• TASK DETAILS
Match on the string "controllers" in the entries below and return every matching line.

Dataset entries
···
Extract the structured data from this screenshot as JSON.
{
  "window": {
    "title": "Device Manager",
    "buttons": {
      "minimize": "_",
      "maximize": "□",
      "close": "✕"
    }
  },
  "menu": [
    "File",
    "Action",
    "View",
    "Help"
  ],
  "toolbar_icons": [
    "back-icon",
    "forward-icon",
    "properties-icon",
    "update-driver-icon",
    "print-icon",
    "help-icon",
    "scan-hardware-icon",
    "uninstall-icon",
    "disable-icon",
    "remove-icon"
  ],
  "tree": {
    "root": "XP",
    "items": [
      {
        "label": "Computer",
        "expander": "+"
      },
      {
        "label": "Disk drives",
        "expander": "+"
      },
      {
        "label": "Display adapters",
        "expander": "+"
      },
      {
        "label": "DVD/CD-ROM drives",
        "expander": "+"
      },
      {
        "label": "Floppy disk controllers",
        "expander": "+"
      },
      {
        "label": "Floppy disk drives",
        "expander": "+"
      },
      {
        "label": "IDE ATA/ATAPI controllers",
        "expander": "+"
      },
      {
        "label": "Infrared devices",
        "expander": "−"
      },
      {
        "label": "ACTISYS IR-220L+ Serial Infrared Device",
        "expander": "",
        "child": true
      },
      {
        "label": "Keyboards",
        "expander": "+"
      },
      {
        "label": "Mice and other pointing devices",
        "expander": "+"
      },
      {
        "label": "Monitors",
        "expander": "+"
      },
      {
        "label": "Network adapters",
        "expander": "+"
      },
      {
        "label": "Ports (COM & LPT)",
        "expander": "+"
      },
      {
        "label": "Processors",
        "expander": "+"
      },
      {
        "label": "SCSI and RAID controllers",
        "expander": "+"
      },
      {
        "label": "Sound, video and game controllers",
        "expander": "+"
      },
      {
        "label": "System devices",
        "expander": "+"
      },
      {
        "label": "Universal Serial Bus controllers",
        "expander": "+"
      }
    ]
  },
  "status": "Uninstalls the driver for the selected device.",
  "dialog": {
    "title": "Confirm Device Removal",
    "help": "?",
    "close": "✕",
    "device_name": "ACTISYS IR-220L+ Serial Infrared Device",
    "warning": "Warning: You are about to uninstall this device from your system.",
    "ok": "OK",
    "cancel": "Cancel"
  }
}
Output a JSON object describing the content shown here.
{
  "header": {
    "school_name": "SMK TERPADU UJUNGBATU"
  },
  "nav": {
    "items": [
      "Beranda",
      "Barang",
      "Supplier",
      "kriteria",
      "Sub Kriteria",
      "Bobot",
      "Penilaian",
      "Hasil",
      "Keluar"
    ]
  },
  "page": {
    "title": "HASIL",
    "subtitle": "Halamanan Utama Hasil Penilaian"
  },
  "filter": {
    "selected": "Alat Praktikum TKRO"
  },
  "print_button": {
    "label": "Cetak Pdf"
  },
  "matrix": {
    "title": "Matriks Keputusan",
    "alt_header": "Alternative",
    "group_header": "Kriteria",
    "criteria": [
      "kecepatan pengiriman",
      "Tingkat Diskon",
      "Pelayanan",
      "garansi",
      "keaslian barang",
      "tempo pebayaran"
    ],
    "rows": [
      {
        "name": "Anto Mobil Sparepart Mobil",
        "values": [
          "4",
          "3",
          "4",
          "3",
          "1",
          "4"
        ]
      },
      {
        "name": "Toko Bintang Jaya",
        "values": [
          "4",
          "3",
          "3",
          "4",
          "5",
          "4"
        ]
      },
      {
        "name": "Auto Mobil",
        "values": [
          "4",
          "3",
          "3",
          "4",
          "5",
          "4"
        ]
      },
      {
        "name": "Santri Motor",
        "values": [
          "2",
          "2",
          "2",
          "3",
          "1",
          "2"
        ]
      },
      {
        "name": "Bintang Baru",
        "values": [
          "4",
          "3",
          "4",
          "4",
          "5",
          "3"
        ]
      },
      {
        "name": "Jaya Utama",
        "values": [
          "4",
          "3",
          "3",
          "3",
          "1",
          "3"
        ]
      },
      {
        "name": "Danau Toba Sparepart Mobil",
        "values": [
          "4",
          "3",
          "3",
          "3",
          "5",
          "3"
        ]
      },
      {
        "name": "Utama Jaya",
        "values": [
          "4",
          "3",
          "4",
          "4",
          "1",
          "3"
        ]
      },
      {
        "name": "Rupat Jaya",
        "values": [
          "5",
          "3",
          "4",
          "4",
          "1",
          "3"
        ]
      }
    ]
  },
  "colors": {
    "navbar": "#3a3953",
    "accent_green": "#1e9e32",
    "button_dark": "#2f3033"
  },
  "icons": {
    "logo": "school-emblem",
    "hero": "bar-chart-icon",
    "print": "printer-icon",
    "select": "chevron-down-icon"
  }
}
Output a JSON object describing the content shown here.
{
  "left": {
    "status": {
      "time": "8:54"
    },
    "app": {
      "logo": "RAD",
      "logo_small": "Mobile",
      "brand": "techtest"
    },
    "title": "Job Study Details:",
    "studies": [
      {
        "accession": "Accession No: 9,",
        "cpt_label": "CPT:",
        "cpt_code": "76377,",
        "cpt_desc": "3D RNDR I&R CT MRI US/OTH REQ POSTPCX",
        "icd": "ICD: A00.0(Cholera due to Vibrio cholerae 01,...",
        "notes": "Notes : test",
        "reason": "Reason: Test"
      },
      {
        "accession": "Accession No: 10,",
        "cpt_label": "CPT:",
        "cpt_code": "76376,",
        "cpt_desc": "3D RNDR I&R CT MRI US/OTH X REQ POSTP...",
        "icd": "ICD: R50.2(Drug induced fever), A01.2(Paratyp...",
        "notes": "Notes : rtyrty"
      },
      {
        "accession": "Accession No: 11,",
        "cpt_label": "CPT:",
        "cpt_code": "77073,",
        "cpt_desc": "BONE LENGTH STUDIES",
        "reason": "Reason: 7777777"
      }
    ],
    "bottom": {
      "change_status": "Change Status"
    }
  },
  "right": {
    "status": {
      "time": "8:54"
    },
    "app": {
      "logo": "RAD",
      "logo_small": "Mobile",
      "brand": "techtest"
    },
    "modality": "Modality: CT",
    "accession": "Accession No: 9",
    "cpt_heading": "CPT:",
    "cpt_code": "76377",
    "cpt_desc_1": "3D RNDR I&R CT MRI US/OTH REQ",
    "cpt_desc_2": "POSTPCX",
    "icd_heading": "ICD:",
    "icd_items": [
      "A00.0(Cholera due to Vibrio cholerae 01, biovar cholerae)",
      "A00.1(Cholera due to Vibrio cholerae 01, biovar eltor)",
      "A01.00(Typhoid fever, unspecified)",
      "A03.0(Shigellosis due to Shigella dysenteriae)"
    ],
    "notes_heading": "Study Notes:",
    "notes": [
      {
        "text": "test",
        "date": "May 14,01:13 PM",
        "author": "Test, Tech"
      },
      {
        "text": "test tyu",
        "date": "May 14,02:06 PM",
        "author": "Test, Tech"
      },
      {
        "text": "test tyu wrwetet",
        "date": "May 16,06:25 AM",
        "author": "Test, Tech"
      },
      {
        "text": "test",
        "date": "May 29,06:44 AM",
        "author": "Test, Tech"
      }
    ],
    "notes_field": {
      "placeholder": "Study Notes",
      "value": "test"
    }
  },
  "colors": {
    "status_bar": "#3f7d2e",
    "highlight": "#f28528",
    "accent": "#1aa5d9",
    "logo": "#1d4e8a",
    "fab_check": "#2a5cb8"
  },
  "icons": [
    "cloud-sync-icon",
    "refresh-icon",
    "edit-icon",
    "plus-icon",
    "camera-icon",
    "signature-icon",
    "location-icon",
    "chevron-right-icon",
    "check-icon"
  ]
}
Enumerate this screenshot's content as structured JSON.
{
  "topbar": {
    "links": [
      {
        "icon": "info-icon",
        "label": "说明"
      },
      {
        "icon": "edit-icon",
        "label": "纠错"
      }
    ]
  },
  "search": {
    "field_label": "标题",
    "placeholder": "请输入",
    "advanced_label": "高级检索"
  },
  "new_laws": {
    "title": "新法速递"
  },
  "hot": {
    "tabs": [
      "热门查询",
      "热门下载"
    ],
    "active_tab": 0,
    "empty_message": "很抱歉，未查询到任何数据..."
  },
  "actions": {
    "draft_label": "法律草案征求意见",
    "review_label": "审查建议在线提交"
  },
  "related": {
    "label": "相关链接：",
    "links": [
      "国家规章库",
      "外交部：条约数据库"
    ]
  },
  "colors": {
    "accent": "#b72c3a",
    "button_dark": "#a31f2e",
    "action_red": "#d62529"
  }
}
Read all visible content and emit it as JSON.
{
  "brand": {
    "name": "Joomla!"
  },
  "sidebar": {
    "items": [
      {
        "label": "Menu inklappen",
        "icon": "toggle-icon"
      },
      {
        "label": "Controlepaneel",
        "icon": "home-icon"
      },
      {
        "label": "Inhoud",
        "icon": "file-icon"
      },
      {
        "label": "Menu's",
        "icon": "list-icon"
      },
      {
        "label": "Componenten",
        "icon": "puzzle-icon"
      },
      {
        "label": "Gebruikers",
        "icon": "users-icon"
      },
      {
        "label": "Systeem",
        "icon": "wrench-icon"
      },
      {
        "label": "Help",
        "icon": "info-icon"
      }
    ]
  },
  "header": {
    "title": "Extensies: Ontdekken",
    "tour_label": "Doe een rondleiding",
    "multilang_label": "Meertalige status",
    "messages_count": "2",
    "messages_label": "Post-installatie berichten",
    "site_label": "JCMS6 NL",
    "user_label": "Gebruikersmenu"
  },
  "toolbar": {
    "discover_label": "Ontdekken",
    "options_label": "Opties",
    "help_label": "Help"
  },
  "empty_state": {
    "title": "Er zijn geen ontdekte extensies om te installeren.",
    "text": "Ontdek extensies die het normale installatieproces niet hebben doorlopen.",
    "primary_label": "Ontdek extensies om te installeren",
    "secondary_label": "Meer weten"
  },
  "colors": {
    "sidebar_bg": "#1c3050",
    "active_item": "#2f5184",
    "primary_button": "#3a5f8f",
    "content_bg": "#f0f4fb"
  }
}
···
• YOUR SOLUTION
        "label": "Floppy disk controllers",
        "label": "IDE ATA/ATAPI controllers",
        "label": "SCSI and RAID controllers",
        "label": "Sound, video and game controllers",
        "label": "Universal Serial Bus controllers",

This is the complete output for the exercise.